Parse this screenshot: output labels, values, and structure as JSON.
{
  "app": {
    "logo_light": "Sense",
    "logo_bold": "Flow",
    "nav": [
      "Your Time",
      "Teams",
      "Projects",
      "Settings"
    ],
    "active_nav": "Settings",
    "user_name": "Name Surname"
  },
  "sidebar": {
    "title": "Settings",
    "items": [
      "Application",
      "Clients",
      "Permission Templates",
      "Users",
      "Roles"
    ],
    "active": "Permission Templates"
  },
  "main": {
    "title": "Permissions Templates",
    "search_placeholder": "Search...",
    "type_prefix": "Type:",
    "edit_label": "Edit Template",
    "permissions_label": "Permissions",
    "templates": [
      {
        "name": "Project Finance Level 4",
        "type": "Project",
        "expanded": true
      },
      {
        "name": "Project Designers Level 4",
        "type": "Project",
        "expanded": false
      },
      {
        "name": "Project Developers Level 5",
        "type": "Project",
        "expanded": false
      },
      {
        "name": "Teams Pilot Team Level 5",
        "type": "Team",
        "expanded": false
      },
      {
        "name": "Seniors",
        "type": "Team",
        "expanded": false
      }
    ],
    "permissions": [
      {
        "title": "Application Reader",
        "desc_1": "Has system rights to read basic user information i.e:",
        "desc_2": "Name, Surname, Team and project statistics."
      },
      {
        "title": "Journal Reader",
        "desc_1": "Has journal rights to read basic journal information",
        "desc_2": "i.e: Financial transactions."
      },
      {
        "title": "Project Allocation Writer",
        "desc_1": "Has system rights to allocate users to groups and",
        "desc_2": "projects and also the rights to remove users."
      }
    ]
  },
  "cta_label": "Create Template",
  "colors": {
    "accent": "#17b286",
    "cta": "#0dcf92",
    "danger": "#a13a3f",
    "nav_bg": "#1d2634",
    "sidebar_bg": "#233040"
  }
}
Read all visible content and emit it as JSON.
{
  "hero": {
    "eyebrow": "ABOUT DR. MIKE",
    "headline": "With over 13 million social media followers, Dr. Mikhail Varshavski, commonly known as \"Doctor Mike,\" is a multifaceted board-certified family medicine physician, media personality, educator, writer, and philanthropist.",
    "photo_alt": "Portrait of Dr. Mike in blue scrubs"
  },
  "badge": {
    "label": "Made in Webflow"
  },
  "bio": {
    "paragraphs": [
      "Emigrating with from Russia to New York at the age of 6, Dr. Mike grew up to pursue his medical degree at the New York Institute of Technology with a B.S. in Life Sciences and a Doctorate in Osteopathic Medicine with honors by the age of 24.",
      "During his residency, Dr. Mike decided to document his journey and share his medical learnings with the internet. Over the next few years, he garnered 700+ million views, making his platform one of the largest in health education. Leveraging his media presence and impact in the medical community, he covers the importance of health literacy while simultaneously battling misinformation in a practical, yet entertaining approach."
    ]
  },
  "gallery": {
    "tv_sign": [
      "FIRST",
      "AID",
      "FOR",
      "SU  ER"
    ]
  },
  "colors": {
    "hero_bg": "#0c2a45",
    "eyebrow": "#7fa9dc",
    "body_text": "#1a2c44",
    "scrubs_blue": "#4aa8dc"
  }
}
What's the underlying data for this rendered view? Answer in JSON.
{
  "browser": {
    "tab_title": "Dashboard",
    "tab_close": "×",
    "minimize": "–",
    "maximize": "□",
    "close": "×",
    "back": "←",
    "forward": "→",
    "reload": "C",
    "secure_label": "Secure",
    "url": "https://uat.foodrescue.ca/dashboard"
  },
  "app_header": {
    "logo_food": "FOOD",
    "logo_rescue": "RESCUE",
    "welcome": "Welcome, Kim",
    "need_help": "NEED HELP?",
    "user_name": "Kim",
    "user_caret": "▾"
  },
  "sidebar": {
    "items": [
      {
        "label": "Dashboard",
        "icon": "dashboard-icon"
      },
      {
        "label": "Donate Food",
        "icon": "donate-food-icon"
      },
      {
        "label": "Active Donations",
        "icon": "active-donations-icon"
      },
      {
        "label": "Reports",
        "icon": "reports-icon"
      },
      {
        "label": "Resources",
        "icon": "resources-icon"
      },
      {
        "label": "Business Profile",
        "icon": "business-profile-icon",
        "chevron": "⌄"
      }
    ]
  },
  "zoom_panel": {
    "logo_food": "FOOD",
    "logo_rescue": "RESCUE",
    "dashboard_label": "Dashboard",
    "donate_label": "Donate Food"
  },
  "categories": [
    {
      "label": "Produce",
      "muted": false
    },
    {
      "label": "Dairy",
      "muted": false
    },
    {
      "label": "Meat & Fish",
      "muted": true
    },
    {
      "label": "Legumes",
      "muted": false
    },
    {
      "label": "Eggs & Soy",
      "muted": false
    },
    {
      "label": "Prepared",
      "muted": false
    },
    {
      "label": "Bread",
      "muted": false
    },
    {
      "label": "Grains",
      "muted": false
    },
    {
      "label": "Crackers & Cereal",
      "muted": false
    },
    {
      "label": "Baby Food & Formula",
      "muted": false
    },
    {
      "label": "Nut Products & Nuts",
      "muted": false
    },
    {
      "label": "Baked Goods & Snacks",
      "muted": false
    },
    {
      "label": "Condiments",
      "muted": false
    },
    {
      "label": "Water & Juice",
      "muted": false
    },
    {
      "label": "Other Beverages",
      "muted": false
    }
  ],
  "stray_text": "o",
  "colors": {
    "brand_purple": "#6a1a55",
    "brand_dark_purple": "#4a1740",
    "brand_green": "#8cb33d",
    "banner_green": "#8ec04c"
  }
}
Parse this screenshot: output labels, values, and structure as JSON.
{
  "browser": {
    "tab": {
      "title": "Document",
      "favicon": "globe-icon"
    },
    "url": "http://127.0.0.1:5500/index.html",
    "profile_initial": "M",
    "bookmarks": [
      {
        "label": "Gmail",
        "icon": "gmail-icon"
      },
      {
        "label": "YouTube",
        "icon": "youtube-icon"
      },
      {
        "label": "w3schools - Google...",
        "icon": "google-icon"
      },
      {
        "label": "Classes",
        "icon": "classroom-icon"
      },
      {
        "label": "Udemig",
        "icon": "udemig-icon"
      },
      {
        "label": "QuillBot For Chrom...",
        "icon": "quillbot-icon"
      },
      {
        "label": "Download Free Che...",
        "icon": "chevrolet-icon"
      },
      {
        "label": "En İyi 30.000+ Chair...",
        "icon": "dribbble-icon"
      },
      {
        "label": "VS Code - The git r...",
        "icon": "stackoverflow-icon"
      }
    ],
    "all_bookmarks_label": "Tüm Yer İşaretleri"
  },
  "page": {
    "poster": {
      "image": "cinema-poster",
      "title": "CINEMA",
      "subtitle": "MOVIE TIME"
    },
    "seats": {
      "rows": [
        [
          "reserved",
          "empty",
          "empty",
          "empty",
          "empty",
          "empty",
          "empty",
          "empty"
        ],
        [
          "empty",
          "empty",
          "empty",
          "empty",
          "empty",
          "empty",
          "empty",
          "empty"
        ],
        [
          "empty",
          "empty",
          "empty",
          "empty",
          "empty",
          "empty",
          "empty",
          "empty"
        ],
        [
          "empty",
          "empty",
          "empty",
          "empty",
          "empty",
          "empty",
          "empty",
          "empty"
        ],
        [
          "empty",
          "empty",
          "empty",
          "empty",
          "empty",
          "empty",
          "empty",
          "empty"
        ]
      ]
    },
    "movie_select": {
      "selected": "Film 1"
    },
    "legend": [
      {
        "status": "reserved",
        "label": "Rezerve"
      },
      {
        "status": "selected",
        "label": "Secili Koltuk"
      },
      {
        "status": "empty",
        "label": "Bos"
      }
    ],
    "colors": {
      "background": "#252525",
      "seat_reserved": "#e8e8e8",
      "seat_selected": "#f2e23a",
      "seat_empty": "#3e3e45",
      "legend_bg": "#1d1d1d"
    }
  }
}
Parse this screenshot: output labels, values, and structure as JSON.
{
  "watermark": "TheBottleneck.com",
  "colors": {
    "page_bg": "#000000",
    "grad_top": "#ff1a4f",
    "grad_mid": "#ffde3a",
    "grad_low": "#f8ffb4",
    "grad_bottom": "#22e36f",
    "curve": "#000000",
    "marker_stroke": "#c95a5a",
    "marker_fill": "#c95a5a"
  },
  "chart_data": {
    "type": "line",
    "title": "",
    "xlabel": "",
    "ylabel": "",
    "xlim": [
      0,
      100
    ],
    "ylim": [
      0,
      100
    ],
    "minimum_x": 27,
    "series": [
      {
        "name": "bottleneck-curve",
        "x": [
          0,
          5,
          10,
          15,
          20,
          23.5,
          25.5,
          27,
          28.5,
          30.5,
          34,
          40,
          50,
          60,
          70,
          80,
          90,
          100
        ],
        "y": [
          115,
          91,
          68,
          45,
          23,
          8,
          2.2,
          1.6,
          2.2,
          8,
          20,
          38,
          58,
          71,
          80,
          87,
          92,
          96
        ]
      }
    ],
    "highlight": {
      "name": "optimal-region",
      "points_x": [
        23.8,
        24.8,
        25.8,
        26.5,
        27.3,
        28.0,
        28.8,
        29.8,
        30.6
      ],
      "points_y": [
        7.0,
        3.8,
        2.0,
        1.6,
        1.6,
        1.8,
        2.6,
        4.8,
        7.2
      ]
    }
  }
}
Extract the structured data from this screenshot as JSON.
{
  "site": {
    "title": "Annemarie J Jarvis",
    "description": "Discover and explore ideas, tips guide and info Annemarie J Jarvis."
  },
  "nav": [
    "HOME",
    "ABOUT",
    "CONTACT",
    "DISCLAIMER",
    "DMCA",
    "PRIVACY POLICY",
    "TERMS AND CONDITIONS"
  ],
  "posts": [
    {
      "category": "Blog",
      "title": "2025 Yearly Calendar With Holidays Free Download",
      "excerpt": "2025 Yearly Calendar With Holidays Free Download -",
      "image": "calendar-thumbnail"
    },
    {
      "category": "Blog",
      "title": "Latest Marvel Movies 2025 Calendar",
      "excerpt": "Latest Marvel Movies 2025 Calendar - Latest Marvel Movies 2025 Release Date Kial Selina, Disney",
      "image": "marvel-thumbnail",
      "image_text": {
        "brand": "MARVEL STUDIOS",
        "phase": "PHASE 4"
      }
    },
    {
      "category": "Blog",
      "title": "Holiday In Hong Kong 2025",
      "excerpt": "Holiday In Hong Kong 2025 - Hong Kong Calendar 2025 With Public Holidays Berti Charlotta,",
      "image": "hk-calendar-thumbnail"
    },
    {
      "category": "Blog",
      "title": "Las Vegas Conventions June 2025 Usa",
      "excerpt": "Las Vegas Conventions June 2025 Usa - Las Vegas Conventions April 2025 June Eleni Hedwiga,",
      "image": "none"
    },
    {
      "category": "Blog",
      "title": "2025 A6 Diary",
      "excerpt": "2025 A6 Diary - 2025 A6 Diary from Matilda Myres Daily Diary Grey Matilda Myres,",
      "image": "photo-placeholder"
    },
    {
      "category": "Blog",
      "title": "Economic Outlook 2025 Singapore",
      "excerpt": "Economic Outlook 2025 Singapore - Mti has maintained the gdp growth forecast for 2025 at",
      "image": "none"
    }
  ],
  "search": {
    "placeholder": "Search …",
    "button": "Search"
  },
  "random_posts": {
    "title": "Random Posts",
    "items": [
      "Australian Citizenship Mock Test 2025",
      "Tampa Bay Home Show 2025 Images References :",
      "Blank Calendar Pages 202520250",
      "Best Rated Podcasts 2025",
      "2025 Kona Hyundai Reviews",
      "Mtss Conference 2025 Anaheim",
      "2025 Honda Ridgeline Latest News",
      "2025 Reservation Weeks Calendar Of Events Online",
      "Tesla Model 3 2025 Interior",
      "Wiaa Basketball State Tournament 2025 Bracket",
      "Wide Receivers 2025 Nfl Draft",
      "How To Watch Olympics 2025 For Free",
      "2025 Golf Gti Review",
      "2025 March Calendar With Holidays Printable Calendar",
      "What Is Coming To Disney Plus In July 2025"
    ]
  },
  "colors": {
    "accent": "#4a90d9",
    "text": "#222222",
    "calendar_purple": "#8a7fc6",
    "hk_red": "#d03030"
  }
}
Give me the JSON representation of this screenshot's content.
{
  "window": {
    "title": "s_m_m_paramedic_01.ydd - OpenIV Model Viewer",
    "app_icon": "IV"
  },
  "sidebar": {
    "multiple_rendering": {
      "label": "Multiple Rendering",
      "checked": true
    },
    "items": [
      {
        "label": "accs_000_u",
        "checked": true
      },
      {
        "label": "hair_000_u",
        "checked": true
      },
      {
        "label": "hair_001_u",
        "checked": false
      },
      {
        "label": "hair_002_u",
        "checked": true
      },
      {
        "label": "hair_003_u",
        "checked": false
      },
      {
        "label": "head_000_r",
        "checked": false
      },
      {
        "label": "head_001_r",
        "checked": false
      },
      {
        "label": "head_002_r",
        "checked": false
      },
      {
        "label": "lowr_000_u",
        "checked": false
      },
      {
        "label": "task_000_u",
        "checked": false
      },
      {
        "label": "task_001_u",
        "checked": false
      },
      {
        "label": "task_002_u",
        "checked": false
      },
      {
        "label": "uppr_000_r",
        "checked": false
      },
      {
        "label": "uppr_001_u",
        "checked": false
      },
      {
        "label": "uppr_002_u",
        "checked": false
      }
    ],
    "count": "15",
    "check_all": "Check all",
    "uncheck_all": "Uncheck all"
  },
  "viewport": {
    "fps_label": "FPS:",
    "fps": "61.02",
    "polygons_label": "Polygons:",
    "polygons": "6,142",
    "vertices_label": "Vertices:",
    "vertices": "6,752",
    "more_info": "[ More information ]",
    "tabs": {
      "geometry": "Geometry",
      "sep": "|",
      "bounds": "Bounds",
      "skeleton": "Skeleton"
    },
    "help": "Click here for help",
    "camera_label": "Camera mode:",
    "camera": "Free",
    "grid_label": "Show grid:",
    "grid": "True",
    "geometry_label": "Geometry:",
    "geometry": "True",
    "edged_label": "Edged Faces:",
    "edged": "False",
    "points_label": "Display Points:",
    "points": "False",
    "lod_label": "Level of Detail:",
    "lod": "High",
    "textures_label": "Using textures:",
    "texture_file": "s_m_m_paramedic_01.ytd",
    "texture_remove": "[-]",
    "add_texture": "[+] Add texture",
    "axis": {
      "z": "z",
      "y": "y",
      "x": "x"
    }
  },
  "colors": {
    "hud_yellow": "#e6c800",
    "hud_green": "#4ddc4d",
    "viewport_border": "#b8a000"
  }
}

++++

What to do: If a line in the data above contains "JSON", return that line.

Written response:
Parse this screenshot: output labels, values, and structure as JSON.
Read all visible content and emit it as JSON.
What's the underlying data for this rendered view? Answer in JSON.
Parse this screenshot: output labels, values, and structure as JSON.
Parse this screenshot: output labels, values, and structure as JSON.
Extract the structured data from this screenshot as JSON.
Give me the JSON representation of this screenshot's content.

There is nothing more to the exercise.